TRY IT: Report every line of the entries that contains the word "Models".

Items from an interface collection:
==*==

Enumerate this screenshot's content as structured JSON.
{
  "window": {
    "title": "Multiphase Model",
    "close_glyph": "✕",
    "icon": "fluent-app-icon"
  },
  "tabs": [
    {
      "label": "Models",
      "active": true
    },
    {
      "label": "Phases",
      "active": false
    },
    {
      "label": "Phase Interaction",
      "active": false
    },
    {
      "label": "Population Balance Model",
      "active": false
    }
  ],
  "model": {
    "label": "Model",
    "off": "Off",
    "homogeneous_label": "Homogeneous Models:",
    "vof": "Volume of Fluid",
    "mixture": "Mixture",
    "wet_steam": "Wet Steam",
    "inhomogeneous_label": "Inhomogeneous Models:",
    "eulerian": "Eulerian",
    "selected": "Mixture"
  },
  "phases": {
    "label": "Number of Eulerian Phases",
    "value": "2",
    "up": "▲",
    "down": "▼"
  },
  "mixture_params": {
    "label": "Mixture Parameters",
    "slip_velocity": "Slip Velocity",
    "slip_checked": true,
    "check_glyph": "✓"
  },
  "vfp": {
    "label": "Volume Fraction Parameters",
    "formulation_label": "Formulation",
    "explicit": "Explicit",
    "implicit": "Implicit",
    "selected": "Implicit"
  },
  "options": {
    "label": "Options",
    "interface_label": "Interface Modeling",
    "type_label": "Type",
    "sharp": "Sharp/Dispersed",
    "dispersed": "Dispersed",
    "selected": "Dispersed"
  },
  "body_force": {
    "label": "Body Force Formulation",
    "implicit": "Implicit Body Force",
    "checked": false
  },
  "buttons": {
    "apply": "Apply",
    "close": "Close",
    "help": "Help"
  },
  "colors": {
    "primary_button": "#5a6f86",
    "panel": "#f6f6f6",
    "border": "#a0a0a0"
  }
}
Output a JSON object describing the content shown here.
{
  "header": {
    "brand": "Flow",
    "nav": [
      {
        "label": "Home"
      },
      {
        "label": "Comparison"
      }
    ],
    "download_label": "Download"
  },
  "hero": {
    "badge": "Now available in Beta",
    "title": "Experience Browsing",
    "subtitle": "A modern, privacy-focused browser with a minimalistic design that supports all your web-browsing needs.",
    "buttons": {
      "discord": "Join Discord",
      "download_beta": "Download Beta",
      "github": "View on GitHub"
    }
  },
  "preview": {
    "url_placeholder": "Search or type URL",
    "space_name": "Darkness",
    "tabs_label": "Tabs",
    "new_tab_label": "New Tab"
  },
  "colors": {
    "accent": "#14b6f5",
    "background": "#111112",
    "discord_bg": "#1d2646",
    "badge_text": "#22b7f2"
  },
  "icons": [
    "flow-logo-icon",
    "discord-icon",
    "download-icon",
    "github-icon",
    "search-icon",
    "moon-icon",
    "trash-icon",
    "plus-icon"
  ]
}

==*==

PROBLEM SOLUTION:
      "label": "Models",
    "homogeneous_label": "Homogeneous Models:",
    "inhomogeneous_label": "Inhomogeneous Models:",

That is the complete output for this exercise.